◆ **Records supplied**

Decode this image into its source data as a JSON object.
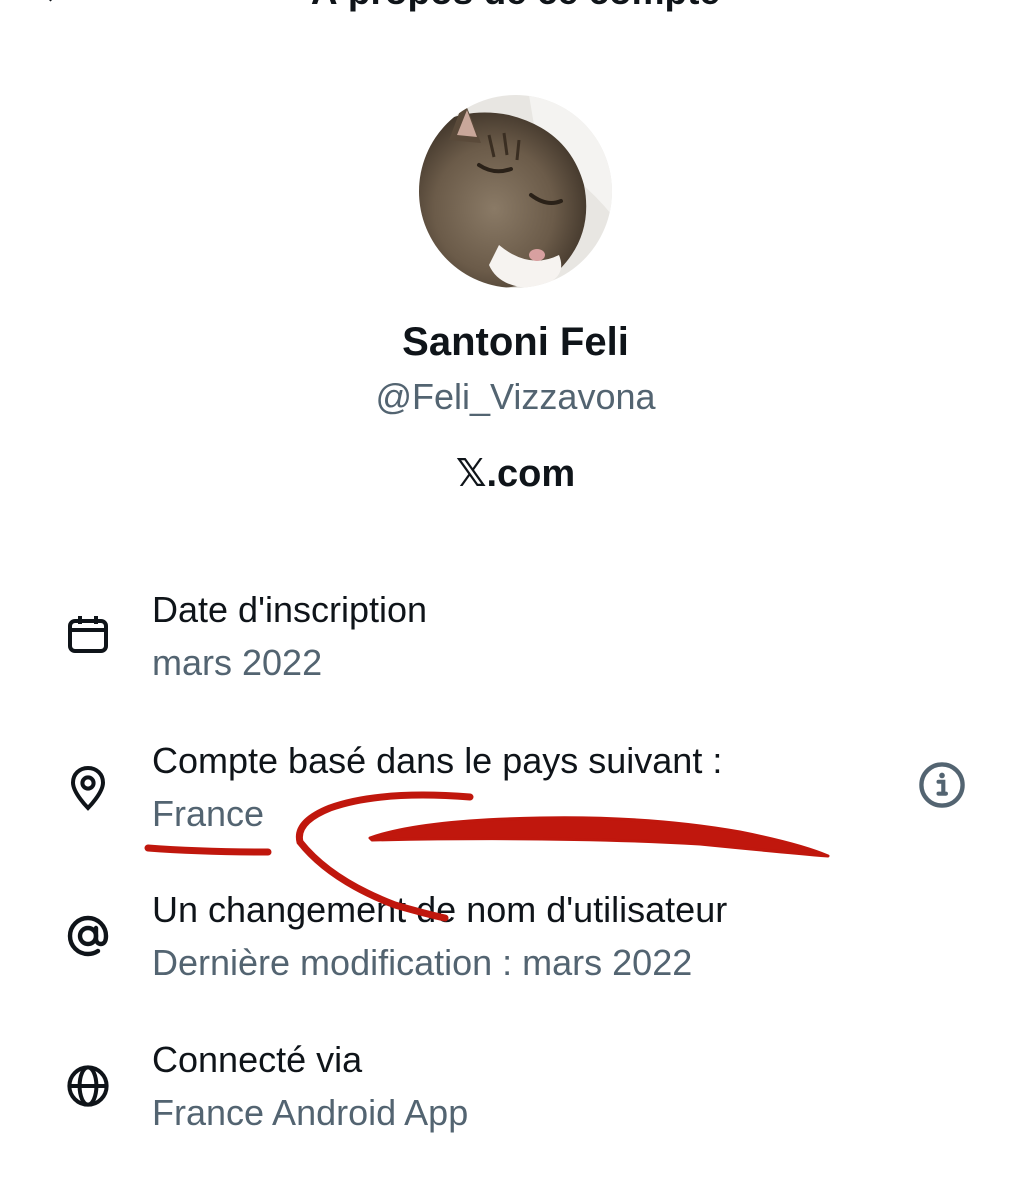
{
  "header": {
    "title": "À propos de ce compte"
  },
  "profile": {
    "display_name": "Santoni Feli",
    "handle": "@Feli_Vizzavona",
    "verified_by": "𝕏.com"
  },
  "rows": [
    {
      "icon": "calendar-icon",
      "title": "Date d'inscription",
      "value": "mars 2022"
    },
    {
      "icon": "location-pin-icon",
      "title": "Compte basé dans le pays suivant :",
      "value": "France"
    },
    {
      "icon": "at-sign-icon",
      "title": "Un changement de nom d'utilisateur",
      "value": "Dernière modification : mars 2022"
    },
    {
      "icon": "globe-icon",
      "title": "Connecté via",
      "value": "France Android App"
    }
  ],
  "colors": {
    "primary_text": "#0f1419",
    "secondary_text": "#536471",
    "annotation_red": "#c0170d"
  }
}
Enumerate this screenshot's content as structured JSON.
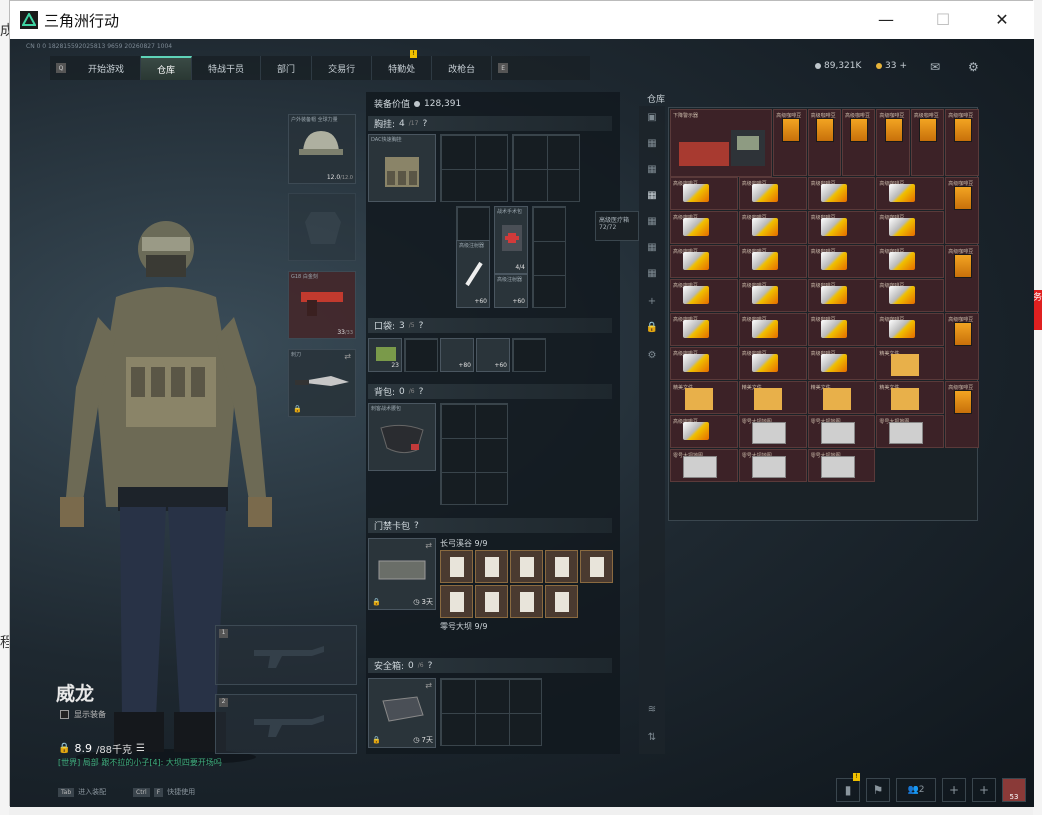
{
  "window": {
    "title": "三角洲行动",
    "minimize": "—",
    "maximize": "☐",
    "close": "✕"
  },
  "bg_text": {
    "left_top": "成",
    "left_bot": "程",
    "right_mid": "务"
  },
  "header": {
    "session_id": "CN 0 0 182815592025813 9659 20260827 1004",
    "key_left": "Q",
    "key_right": "E",
    "tabs": [
      {
        "label": "开始游戏"
      },
      {
        "label": "仓库"
      },
      {
        "label": "特战干员"
      },
      {
        "label": "部门"
      },
      {
        "label": "交易行"
      },
      {
        "label": "特勤处",
        "badge": "!"
      },
      {
        "label": "改枪台"
      }
    ],
    "currency1": "89,321K",
    "currency2": "33",
    "currency2_plus": "+"
  },
  "character": {
    "name": "威龙",
    "show_equip": "显示装备",
    "weight": "8.9",
    "weight_max": "/88千克",
    "chat": "[世界] 局部 跟不拉的小子[4]: 大坝四要开场吗",
    "footer_tab": "Tab",
    "footer_tab_label": "进入装配",
    "footer_ctrl": "Ctrl",
    "footer_f": "F",
    "footer_ctrl_label": "快捷使用"
  },
  "equip": {
    "helmet_label": "户外装备帽 全球力量",
    "helmet_value": "12.0",
    "helmet_max": "/12.0",
    "pistol_label": "G18 白金刻",
    "pistol_value": "33",
    "pistol_max": "/33",
    "knife_label": "刺刀",
    "weapon1": "1",
    "weapon2": "2"
  },
  "loadout": {
    "equip_value_label": "装备价值",
    "equip_value": "128,391",
    "chest_label": "胸挂:",
    "chest_count": "4",
    "chest_max": "/17",
    "chest_item": "DAC快速胸挂",
    "item_a": "高级注射器",
    "item_a_val": "+60",
    "item_b": "战术手术包",
    "item_b_val": "4/4",
    "item_c": "高级注射器",
    "item_c_val": "+60",
    "tooltip_name": "高级医疗箱",
    "tooltip_val": "72/72",
    "pocket_label": "口袋:",
    "pocket_count": "3",
    "pocket_max": "/5",
    "pocket_item1_val": "23",
    "pocket_item2_val": "+80",
    "pocket_item3_val": "+60",
    "backpack_label": "背包:",
    "backpack_count": "0",
    "backpack_max": "/6",
    "backpack_item": "刺客战术腰包",
    "card_label": "门禁卡包",
    "card_loc1": "长弓溪谷",
    "card_loc1_val": "9/9",
    "card_loc2": "零号大坝",
    "card_loc2_val": "9/9",
    "card_time": "3天",
    "safe_label": "安全箱:",
    "safe_count": "0",
    "safe_max": "/6",
    "safe_time": "7天"
  },
  "stash": {
    "label": "仓库",
    "first_item": "下降警示器",
    "gold_item": "高级咖啡豆",
    "silver_item": "高级咖啡豆",
    "paper_item": "精美文件",
    "map_item": "零号大坝地图"
  },
  "bottom": {
    "badge": "!",
    "friends": "2",
    "avatar_level": "53"
  }
}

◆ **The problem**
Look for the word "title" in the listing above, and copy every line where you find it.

◆ **Response to the task**
    "title": "À propos de ce compte"
      "title": "Date d'inscription",
      "title": "Compte basé dans le pays suivant :",
      "title": "Un changement de nom d'utilisateur",
      "title": "Connecté via",
    "title": "三角洲行动",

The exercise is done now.